If Labor Day is about celebrating the American workforce, we should note that work is often performed at the expense of physical health. Americans have chronic back and neck issues, along with repetitive motion disorders that negatively affect their overall health. That is often because they ignore how their bodies feel in the workplace and sometimes even work through the pain—until they can’t anymore. It’s common for healthcare providers to hear that their patients have been enduring pain for months before they finally take the time to seek out help.
Physical therapists recommend the following three important steps for workers to follow to help alleviate some of the chronic conditions caused from orthopedic ailments:
- Get up. Those who work sedentary jobs should get up and move around every 30 or 60 minutes. It can be beneficial to take a short walk or try a few squats or a pushup or two if they are working at home. The human body functions more effectively with fewer aches and pains when it can avoid sitting for long periods.
- Move intentionally. Many jobs require lifting, bending, and squatting. Workers should be trained to deliberately slow their efforts and focus on how they conduct these movements. Some examples include tightening the abdomen muscles to help protect the lower back when bending, or carrying boxes close to the trunk to reduce strain on the spine.
- Practice better posture. Workers’ desks should be set up to maximize posture and reduce strain on the neck, back, and shoulders. Their backs should be straight against their chair with both feet on the ground.

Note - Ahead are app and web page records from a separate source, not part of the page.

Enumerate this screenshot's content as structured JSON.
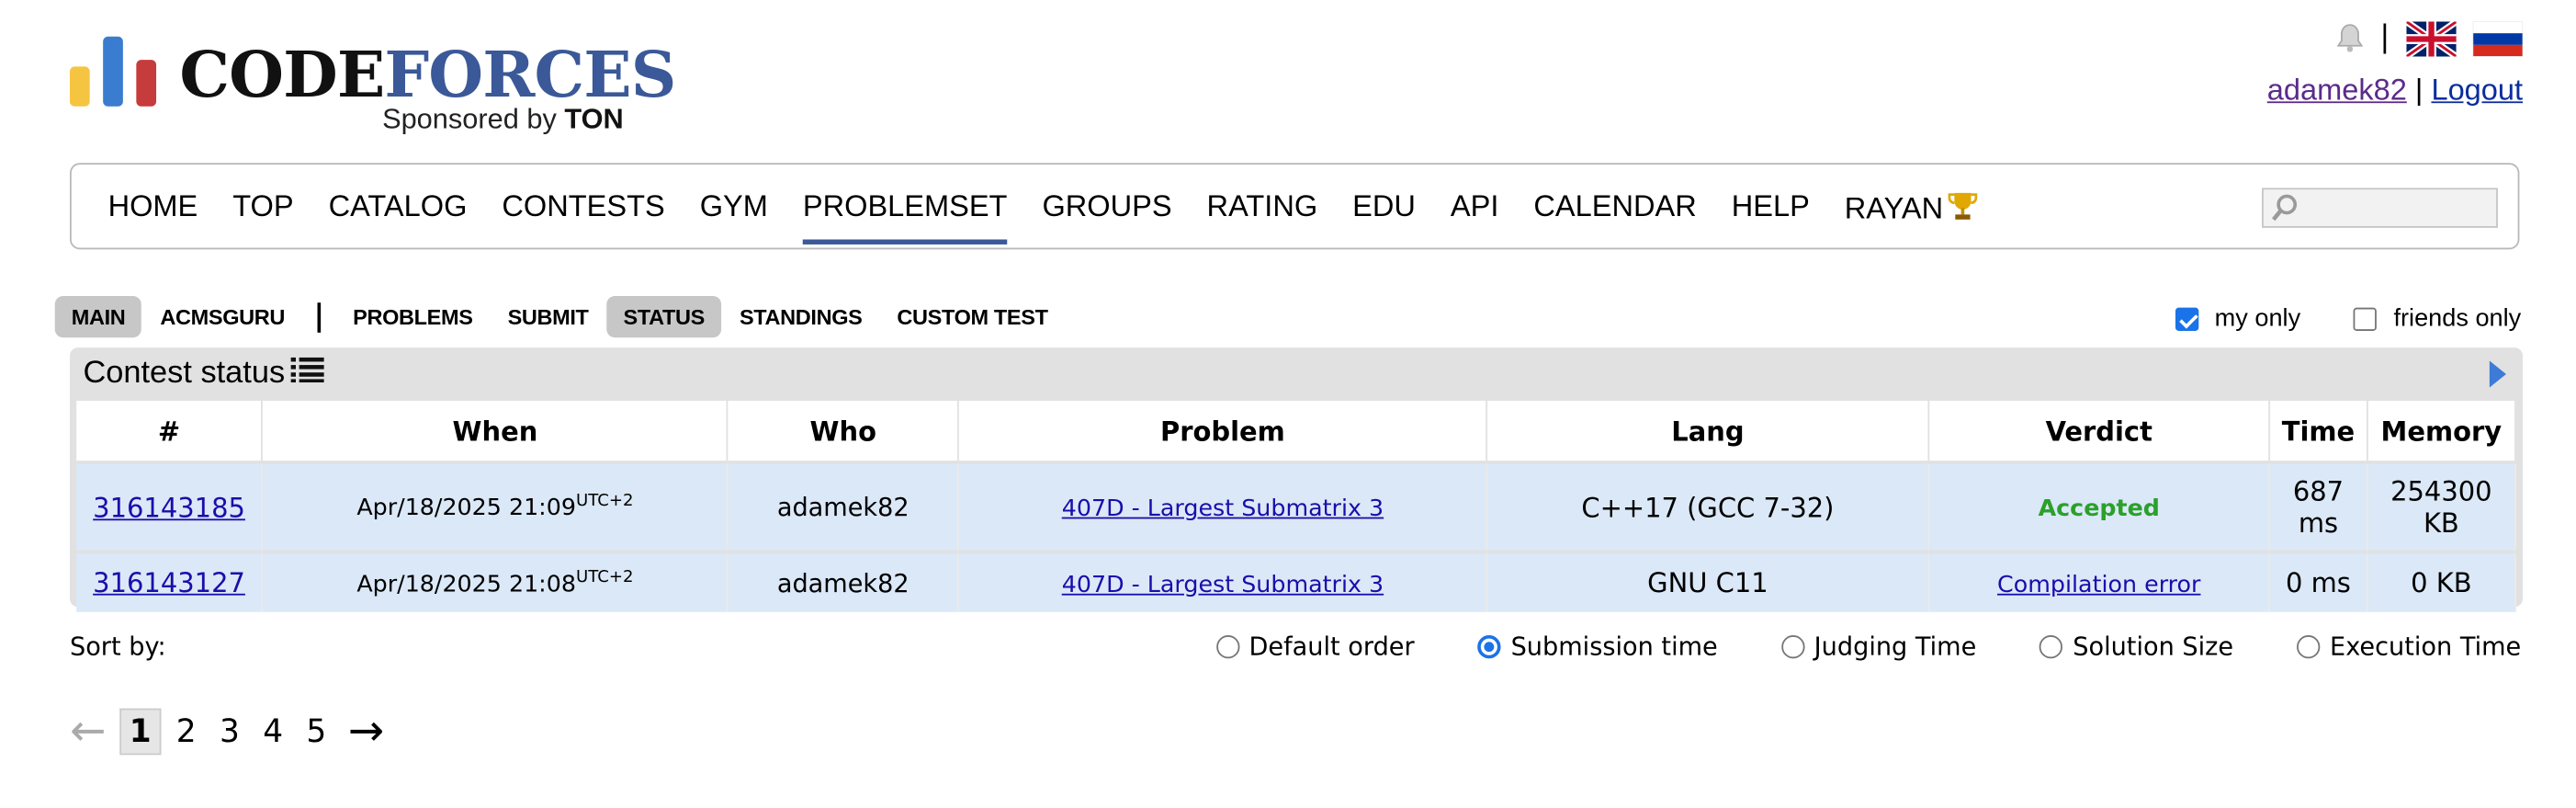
{
  "header": {
    "logo_text_a": "CODE",
    "logo_text_b": "FORCES",
    "sponsor_text": "Sponsored by",
    "sponsor_brand": "TON",
    "separator": "|",
    "username": "adamek82",
    "logout_label": "Logout",
    "logo_colors": [
      "#f5c542",
      "#3a7ccf",
      "#c63b3b"
    ]
  },
  "menu": {
    "items": [
      "HOME",
      "TOP",
      "CATALOG",
      "CONTESTS",
      "GYM",
      "PROBLEMSET",
      "GROUPS",
      "RATING",
      "EDU",
      "API",
      "CALENDAR",
      "HELP",
      "RAYAN"
    ],
    "active": "PROBLEMSET",
    "search_placeholder": ""
  },
  "submenu": {
    "items": [
      "MAIN",
      "ACMSGURU",
      "PROBLEMS",
      "SUBMIT",
      "STATUS",
      "STANDINGS",
      "CUSTOM TEST"
    ],
    "selected": [
      "MAIN",
      "STATUS"
    ]
  },
  "filters": {
    "my_only_label": "my only",
    "my_only_checked": true,
    "friends_only_label": "friends only",
    "friends_only_checked": false
  },
  "status_panel": {
    "title": "Contest status",
    "columns": [
      "#",
      "When",
      "Who",
      "Problem",
      "Lang",
      "Verdict",
      "Time",
      "Memory"
    ],
    "rows": [
      {
        "id": "316143185",
        "when": "Apr/18/2025 21:09",
        "tz": "UTC+2",
        "who": "adamek82",
        "problem": "407D - Largest Submatrix 3",
        "lang": "C++17 (GCC 7-32)",
        "verdict": "Accepted",
        "time": "687 ms",
        "memory": "254300 KB"
      },
      {
        "id": "316143127",
        "when": "Apr/18/2025 21:08",
        "tz": "UTC+2",
        "who": "adamek82",
        "problem": "407D - Largest Submatrix 3",
        "lang": "GNU C11",
        "verdict": "Compilation error",
        "time": "0 ms",
        "memory": "0 KB"
      }
    ]
  },
  "sort": {
    "label": "Sort by:",
    "options": [
      "Default order",
      "Submission time",
      "Judging Time",
      "Solution Size",
      "Execution Time"
    ],
    "selected": "Submission time"
  },
  "pagination": {
    "prev": "←",
    "next": "→",
    "pages": [
      "1",
      "2",
      "3",
      "4",
      "5"
    ],
    "current": "1"
  }
}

While these tips will help primarily with long-term wear and tear, accidents can still occur despite an employee’s best efforts to slow down and take better care of themself. That’s where employers can come in to help maintain the orthopedic health of their workers, through a new type of telemedicine practice called Remote Injury Care.
How Can You Protect Your Laborers With Remote Injury Care?
Federal and state rules to protect your workforce can’t help you respond to an injury when it happens in your workplace. Aggressively managing these incidents has a direct correlation on the cost of labor and operational overhead in your business. Unfortunately, that cost is high; companies in the United States lose $170.8 billion annually on workplace injuries. How can we change these numbers?
The answer clearly does not lie with more federal or state regulation. Historically, these laws have done a nice job of protecting employees. However, it’s time for a new and revolutionary healthcare model that also cuts the exorbitant costs of workplace injuries for employers.
Designed to benefit both the labor force and the business, OrthoLive’s Remote Injury Care provides immediate triage and treatment from an orthopedic expert through the use of our HIPAA-compliant video-conferencing solution. Our telemedicine application can dial up a clinician from your cell phone, tablet, or other connected device. This service is available 24/7/365 and can provide your employees with the care they need—potentially without a time-consuming, costly, and unnecessary trip to the ER.
The benefits of OrthoLive Remote Injury Care include:
- Immediate medical triage on-site when and where the injury occurs
- Avoiding unnecessary ER visits
- Efficient case management and rehabilitation
- Improved worker satisfaction
- Increased productivity
- Decreased OSHA reportable events
- Lowered workers’ compensation costs
Give your workforce the care they deserve with OrthoLive’s Remote Injury Care telemedicine application. Businesses just like yours have cut their workers’ compensation claims by 75 percent or more.
Contact us today for a demo and truly celebrate your labor force by giving them the care they need when they are injured on the job.
We’re looking for guest bloggers. Find out how you can be featured by clicking here.